With the Gators and Texas A&M following Vanderbilt on the schedule, Saturday is more than likely Tennessee’s last chance to ensure it avoids only the second eight-loss season in school history.
Kickoff will be at 7:30 ET with 99.1 The Sports Animal’s Game Day All Day coverage beginning at 8 a.m. leading up to the Vol Network.
Now to look around the rest of the country, here’s a look at this week’s good, bad and ugly.
The Good: Cincinnati. Saturday’s 36-33 win over UCF could’ve been better for the sake of style points, but it was an impressive showing for the Bearcats after they trailed by as many as 11 and were behind entering the fourth quarter. For any hopes of making the playoffs, Cincinnati needs to keep winning and hope Tulsa is still at a one-loss team when they meet on Dec. 12. On top of that, Cincinnati needs some Power 5 hopefuls to stumble.
Honorable Mention: Northwestern. Pat Fitzgerald’s team is 5-0 after Saturday’s 17-7 win over No. 10 Wisconsin. The Wildcats intercepted Graham Mertz three times and came away with five takeaways overall. Northwestern now has sole possession of first place in the Big Ten West, the head-to-head tiebreaker over the Badgers and Michigan State, Minnesota and Illinois left on the schedule. Two wins in its last three games will send Northwestern to the Big Ten Championship game.
The Bad: Big Ten Officiating. Friday night’s contest between Minnesota and Purdue should’ve ended with a Boilermakers win following Jack Plummer’s go-ahead touchdown pass late in the fourth quarter, but the play was called back for a phantom offensive pass interference call. Plummer was intercepted on the next play and Minnesota held on for the win. Purdue head coach Jeff Brohm said he was never given a clear explanation of the penalty. It’s because there wasn’t one. There seemed to be nothing in the replay pointing to any justification for the call. It’s a blown call that cost Purdue the game. Plain and simple.
Honorable Mention: Wisconsin. Credit has already been given to where it’s due with Northwestern, but the Badgers followed up its win over Michigan with a dud against the Wildcats. Wisconsin was held to a mere 136 yards rushing and were inefficient through the air. The five turnovers didn’t help. Wisconsin also has the tougher schedule to close out the regular season with home games against Minnesota and Indiana before heading to Iowa.
The Ugly: Oklahoma State.
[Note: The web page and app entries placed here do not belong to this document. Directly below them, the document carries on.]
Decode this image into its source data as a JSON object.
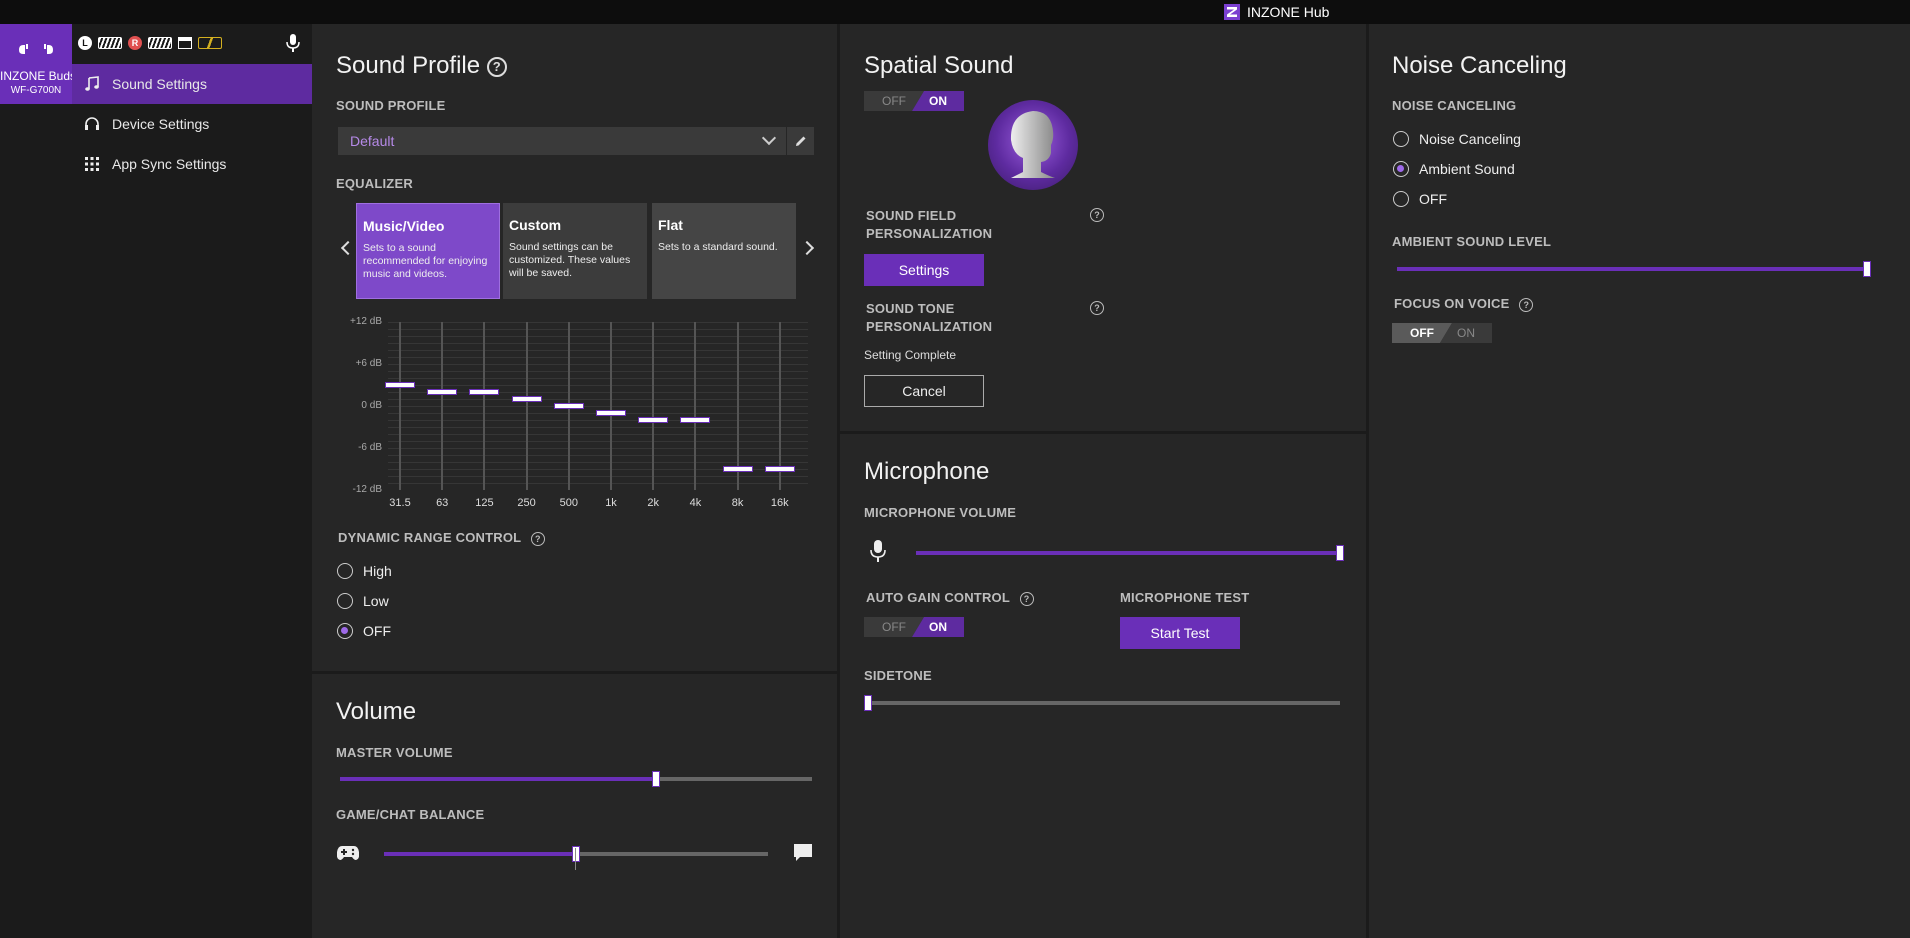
{
  "window": {
    "title": "INZONE Hub"
  },
  "device": {
    "name": "INZONE Buds",
    "model": "WF-G700N"
  },
  "nav": {
    "items": [
      {
        "label": "Sound Settings",
        "icon": "music-note-icon"
      },
      {
        "label": "Device Settings",
        "icon": "headphones-icon"
      },
      {
        "label": "App Sync Settings",
        "icon": "grid-icon"
      }
    ]
  },
  "status": {
    "icons": [
      "clock-icon",
      "battery-left-icon",
      "r-badge-icon",
      "battery-right-icon",
      "case-icon",
      "battery-case-icon"
    ],
    "r_badge": "R",
    "clock": "L"
  },
  "sound_profile": {
    "title": "Sound Profile",
    "profile_label": "SOUND PROFILE",
    "profile_value": "Default",
    "equalizer_label": "EQUALIZER",
    "presets": [
      {
        "name": "Music/Video",
        "desc": "Sets to a sound recommended for enjoying music and videos."
      },
      {
        "name": "Custom",
        "desc": "Sound settings can be customized. These values will be saved."
      },
      {
        "name": "Flat",
        "desc": "Sets to a standard sound."
      }
    ],
    "selected_preset": "Music/Video",
    "eq": {
      "y_ticks": [
        "+12 dB",
        "+6 dB",
        "0 dB",
        "-6 dB",
        "-12 dB"
      ],
      "ylim": [
        -12,
        12
      ],
      "bands": [
        "31.5",
        "63",
        "125",
        "250",
        "500",
        "1k",
        "2k",
        "4k",
        "8k",
        "16k"
      ],
      "values": [
        3,
        2,
        2,
        1,
        0,
        -1,
        -2,
        -2,
        -9,
        -9
      ]
    },
    "drc_label": "DYNAMIC RANGE CONTROL",
    "drc_options": [
      "High",
      "Low",
      "OFF"
    ],
    "drc_selected": "OFF"
  },
  "volume": {
    "title": "Volume",
    "master_label": "MASTER VOLUME",
    "master_value": 0.67,
    "balance_label": "GAME/CHAT BALANCE",
    "balance_value": 0.5
  },
  "spatial": {
    "title": "Spatial Sound",
    "toggle_off": "OFF",
    "toggle_on": "ON",
    "state": "ON",
    "field_label_1": "SOUND FIELD",
    "field_label_2": "PERSONALIZATION",
    "settings_btn": "Settings",
    "tone_label_1": "SOUND TONE",
    "tone_label_2": "PERSONALIZATION",
    "tone_status": "Setting Complete",
    "cancel_btn": "Cancel"
  },
  "microphone": {
    "title": "Microphone",
    "volume_label": "MICROPHONE VOLUME",
    "volume_value": 1.0,
    "agc_label": "AUTO GAIN CONTROL",
    "agc_off": "OFF",
    "agc_on": "ON",
    "agc_state": "ON",
    "test_label": "MICROPHONE TEST",
    "test_btn": "Start Test",
    "sidetone_label": "SIDETONE",
    "sidetone_value": 0.0
  },
  "noise": {
    "title": "Noise Canceling",
    "label": "NOISE CANCELING",
    "options": [
      "Noise Canceling",
      "Ambient Sound",
      "OFF"
    ],
    "selected": "Ambient Sound",
    "ambient_label": "AMBIENT SOUND LEVEL",
    "ambient_value": 1.0,
    "focus_label": "FOCUS ON VOICE",
    "focus_off": "OFF",
    "focus_on": "ON",
    "focus_state": "OFF"
  },
  "colors": {
    "accent": "#6a2fb8",
    "bg": "#1b1b1b",
    "panel": "#262626"
  }
}
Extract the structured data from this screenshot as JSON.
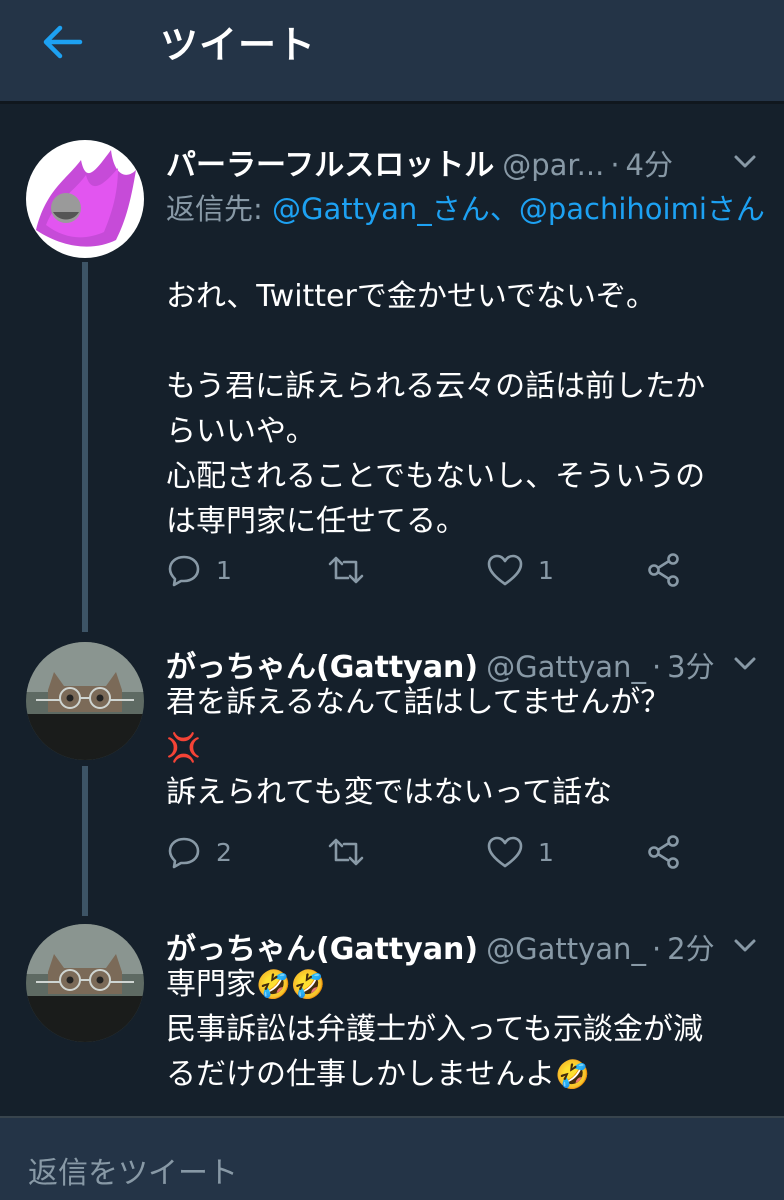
{
  "header": {
    "title": "ツイート",
    "back_icon": "arrow-left-icon",
    "accent": "#1da1f2"
  },
  "tweets": [
    {
      "name": "パーラーフルスロットル",
      "handle": "@par...",
      "time": "4分",
      "reply_to_label": "返信先:",
      "reply_to_user1": "@Gattyan_さん",
      "reply_sep": "、",
      "reply_to_user2": "@pachihoimiさん",
      "lines": [
        "おれ、Twitterで金かせいでないぞ。",
        "",
        "もう君に訴えられる云々の話は前したか",
        "らいいや。",
        "心配されることでもないし、そういうの",
        "は専門家に任せてる。"
      ],
      "replies": "1",
      "likes": "1"
    },
    {
      "name": "がっちゃん(Gattyan)",
      "handle": "@Gattyan_",
      "time": "3分",
      "line1": "君を訴えるなんて話はしてませんが？",
      "line2_emoji": "💢",
      "line3": "訴えられても変ではないって話な",
      "replies": "2",
      "likes": "1"
    },
    {
      "name": "がっちゃん(Gattyan)",
      "handle": "@Gattyan_",
      "time": "2分",
      "line1_text": "専門家",
      "line1_emoji": "🤣🤣",
      "line2": "民事訴訟は弁護士が入っても示談金が減",
      "line3_text": "るだけの仕事しかしませんよ",
      "line3_emoji": "🤣"
    }
  ],
  "footer": {
    "placeholder": "返信をツイート"
  },
  "colors": {
    "background": "#15202b",
    "header": "#243447",
    "secondary_text": "#8899a6",
    "link": "#1da1f2",
    "thread_line": "#3d5466"
  }
}
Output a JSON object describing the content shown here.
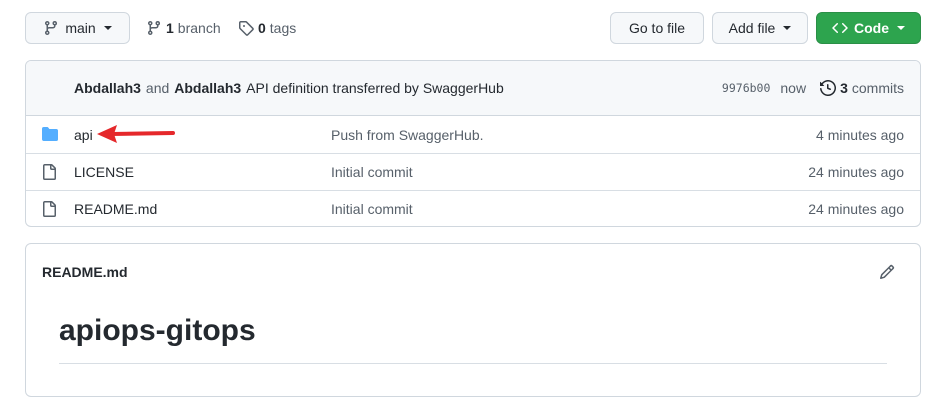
{
  "toolbar": {
    "branch_label": "main",
    "branches_count": "1",
    "branches_label": "branch",
    "tags_count": "0",
    "tags_label": "tags",
    "go_to_file_label": "Go to file",
    "add_file_label": "Add file",
    "code_label": "Code"
  },
  "commit": {
    "author1": "Abdallah3",
    "conjunction": "and",
    "author2": "Abdallah3",
    "message": "API definition transferred by SwaggerHub",
    "sha": "9976b00",
    "time": "now",
    "commits_count": "3",
    "commits_label": "commits"
  },
  "files": [
    {
      "name": "api",
      "type": "folder",
      "message": "Push from SwaggerHub.",
      "time": "4 minutes ago"
    },
    {
      "name": "LICENSE",
      "type": "file",
      "message": "Initial commit",
      "time": "24 minutes ago"
    },
    {
      "name": "README.md",
      "type": "file",
      "message": "Initial commit",
      "time": "24 minutes ago"
    }
  ],
  "readme": {
    "filename": "README.md",
    "heading": "apiops-gitops"
  },
  "colors": {
    "accent_green": "#2da44e",
    "folder_blue": "#54aeff",
    "annotation_red": "#e5282b"
  }
}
The Cowboys were the only team in the Big 12 with less than two losses. That changed Saturday after suffering a 41-13 beatdown in Bedlam to rival Oklahoma. The Cowboys were in the driver’s seat for a spot in the Big 12 Championship game. Now they need help to claw their way back into the mix. Oklahoma, meanwhile, sits in the No. 2 spot behind Iowa State.
Honorable Mention: Georgia. Winning ugly is still winning. It’s also still ugly. Georgia’s 31-24 win over Mississippi State moved the Bulldogs to 5-2, but unless Florida suffers an inexplicable collapse and Georgia wins out, the Bulldogs are merely playing for pride at this point. JT Daniels appears to be the answer at quarterback after throwing for 401 yards and four touchdowns, but Georgia needed a go-ahead touchdown in the fourth quarter and a defensive stop to seal the win despite being 23.5-point favorites at home. 2021 will be a big one for Kirby Smart in Athens.